Task: Across the entries below, please work out how many lines contain the string "JSON" and give only the number.

-- Opening Marker --

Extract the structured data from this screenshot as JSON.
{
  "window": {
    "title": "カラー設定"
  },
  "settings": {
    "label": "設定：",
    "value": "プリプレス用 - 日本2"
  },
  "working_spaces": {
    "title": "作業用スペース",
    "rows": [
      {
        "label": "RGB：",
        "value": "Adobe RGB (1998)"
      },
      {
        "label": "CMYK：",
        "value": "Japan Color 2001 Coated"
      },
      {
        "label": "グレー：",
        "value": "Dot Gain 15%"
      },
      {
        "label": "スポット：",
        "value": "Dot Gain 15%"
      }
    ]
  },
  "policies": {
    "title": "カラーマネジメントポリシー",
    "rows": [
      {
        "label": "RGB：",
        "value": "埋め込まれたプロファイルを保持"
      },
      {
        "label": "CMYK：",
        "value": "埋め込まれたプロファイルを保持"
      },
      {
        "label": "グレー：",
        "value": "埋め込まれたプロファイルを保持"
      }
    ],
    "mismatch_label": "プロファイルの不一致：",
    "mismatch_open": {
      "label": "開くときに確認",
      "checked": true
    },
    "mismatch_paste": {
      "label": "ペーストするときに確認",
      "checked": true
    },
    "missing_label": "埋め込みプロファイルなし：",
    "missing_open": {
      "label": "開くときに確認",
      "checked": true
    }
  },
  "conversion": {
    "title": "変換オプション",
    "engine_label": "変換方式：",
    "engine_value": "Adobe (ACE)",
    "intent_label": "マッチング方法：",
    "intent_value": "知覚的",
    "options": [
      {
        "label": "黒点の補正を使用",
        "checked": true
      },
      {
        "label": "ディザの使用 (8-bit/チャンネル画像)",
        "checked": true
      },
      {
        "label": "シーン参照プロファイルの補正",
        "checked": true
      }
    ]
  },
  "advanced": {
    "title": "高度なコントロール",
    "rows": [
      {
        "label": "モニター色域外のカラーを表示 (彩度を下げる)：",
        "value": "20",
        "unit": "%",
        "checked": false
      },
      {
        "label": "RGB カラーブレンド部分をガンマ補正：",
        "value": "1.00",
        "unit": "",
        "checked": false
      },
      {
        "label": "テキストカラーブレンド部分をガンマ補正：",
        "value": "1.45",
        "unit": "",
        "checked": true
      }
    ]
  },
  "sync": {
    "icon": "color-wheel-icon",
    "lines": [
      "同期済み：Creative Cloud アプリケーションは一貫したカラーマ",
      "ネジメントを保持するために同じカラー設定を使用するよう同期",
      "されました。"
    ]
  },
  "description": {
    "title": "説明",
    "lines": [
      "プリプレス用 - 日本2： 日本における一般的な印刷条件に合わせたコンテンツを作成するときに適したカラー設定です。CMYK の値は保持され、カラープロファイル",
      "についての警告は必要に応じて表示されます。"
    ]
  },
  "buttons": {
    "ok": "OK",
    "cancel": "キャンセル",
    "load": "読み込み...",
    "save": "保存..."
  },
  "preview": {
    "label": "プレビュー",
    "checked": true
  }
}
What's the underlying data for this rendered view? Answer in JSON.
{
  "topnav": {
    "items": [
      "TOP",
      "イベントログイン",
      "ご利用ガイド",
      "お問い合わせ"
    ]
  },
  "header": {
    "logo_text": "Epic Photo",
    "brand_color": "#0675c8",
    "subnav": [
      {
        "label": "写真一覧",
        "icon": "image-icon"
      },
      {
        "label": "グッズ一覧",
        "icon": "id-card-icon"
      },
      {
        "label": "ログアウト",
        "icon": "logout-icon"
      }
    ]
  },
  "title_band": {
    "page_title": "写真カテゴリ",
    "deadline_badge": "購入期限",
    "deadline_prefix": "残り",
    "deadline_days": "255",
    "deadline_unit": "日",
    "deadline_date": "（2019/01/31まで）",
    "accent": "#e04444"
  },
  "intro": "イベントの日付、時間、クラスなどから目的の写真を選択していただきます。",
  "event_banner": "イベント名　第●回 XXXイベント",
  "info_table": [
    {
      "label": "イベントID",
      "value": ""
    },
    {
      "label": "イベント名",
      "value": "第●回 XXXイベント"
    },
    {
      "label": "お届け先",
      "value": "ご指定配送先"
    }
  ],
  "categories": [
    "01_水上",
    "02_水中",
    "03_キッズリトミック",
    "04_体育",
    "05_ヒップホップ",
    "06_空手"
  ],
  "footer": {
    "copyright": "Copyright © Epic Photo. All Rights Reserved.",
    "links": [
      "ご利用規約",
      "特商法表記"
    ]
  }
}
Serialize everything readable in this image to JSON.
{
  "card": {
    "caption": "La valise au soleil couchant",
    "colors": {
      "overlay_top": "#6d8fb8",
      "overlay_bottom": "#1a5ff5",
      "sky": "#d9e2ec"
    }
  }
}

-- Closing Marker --

Written reply: 3